A woman with long hair smiles and laughs while sitting at a table, holding a pen and tablet. She is wearing a gray sweater in a casual setting with a dark-toned background. As an entrepreneur possibly starting a business, she appears to be engaged and enjoying the moment.

Follow your digital footprint

What is on the Internet never goes away. It can always be found and pulled into the light.

We’ve all heard the horror stories of a tweet or photo that ruins a career. Think it won’t happen to you? Hmmmm, it might. Look through your photos, past posts and comments. How would they look and sound to a potential customer, investor, employee, or even journalist.

Ask someone objective to go through your social media accounts to point out any issues and be ready to scrub anything questionable. But … it may live on. Have an explanation ready just in case.

But your political stance has nothing to do with your job, so why can’t you express an opinion? If you are concerned, consider setting up separate, private social media accounts and professional, public ones.

Maximise your LinkedIn presence

LinkedIn is your online CV and a fantastic networking tool. It’s ‘professional you’ on a platter for the world to see. To help people in their search, use strong keywords in your personal description, summary and job titles that best shows off your expertise and experience. Ensure it’s not a fluffy, rambling, jargon-filled mess. It should be snappy and full of relevant stats and facts about your most significant professional accomplishments. Take the time to really sell yourself properly. Make sure you keep your page updated not just with new business accomplishments, but when you speak at conferences, complete a professional course or have an article published.

Photos are essential too. Your profile image doesn’t have to be a professional studio shot (but that can add real value to your professional image). Still, it should be clear, smiling and show a full-frontal face and shoulders. Whatever you do, avoid using Snapchat or Instagram filters — it could come across as unprofessional.
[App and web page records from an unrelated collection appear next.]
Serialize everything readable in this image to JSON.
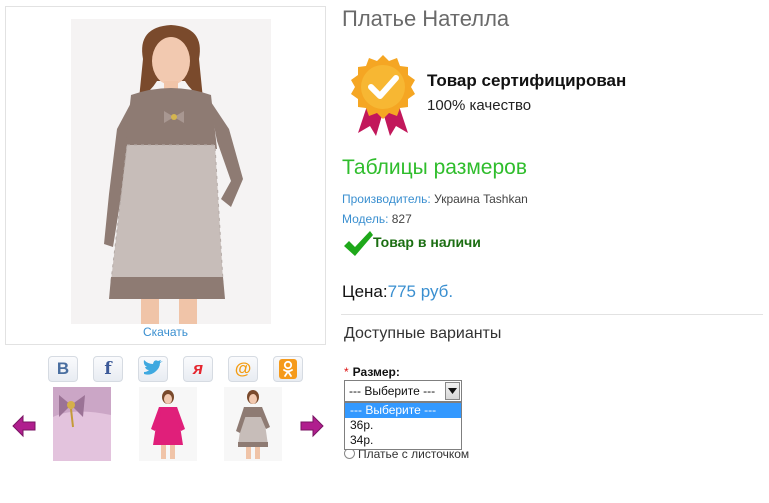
{
  "product": {
    "title": "Платье Нателла",
    "download_label": "Скачать"
  },
  "certificate": {
    "title": "Товар сертифицирован",
    "subtitle": "100% качество"
  },
  "size_table_link": "Таблицы размеров",
  "meta": {
    "manufacturer_label": "Производитель:",
    "manufacturer_value": "Украина Tashkan",
    "model_label": "Модель:",
    "model_value": "827"
  },
  "stock_status": "Товар в наличи",
  "price": {
    "label": "Цена:",
    "value": "775 руб."
  },
  "variants_heading": "Доступные варианты",
  "size": {
    "required_mark": "*",
    "label": "Размер:",
    "selected": "--- Выберите ---",
    "options": [
      "--- Выберите ---",
      "36р.",
      "34р."
    ]
  },
  "radio_partial_text": "Платье с листочком",
  "share_icons": [
    "vk-icon",
    "facebook-icon",
    "twitter-icon",
    "yaru-icon",
    "mailru-icon",
    "odnoklassniki-icon"
  ],
  "colors": {
    "accent_green": "#2fbd2c",
    "link_blue": "#3a8fd0",
    "stock_green": "#1b6e12",
    "selection_blue": "#3399ff",
    "arrow_magenta": "#b01e8e"
  }
}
So, your page is ready, and you are ready to socialise virtually. Now what?

Join LinkedIn groups and be an active and respectful participant in discussions. Connect with people in your industry and engage with their content. That way, you already have a connection when you hopefully meet them face-to-face.

But remember LinkedIn is your professional-self, so don’t write anything you wouldn’t say openly in public.
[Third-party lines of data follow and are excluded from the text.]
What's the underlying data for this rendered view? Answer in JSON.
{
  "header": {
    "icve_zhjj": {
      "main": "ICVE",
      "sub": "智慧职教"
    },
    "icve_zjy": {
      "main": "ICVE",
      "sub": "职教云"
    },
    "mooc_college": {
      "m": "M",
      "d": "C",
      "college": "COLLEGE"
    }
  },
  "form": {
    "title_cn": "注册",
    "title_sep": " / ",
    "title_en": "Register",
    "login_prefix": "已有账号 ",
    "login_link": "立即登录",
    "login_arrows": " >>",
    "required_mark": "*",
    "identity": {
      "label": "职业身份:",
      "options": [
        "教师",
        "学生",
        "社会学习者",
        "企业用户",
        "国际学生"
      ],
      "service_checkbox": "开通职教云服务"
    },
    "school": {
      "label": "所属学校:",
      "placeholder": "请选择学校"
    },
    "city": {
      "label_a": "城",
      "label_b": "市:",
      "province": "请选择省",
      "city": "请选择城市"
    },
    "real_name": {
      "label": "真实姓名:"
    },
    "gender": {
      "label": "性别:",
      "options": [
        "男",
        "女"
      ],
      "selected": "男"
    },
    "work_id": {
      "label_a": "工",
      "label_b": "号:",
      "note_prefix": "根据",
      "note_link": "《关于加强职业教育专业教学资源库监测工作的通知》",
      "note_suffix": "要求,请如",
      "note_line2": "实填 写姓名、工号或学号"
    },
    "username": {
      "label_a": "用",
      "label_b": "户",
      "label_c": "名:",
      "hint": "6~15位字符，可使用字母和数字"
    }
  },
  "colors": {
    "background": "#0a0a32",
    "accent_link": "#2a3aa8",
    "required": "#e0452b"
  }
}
Your personal brand is what makes you unique. Make sure it reflects you as clearly, concisely and professionally as possible.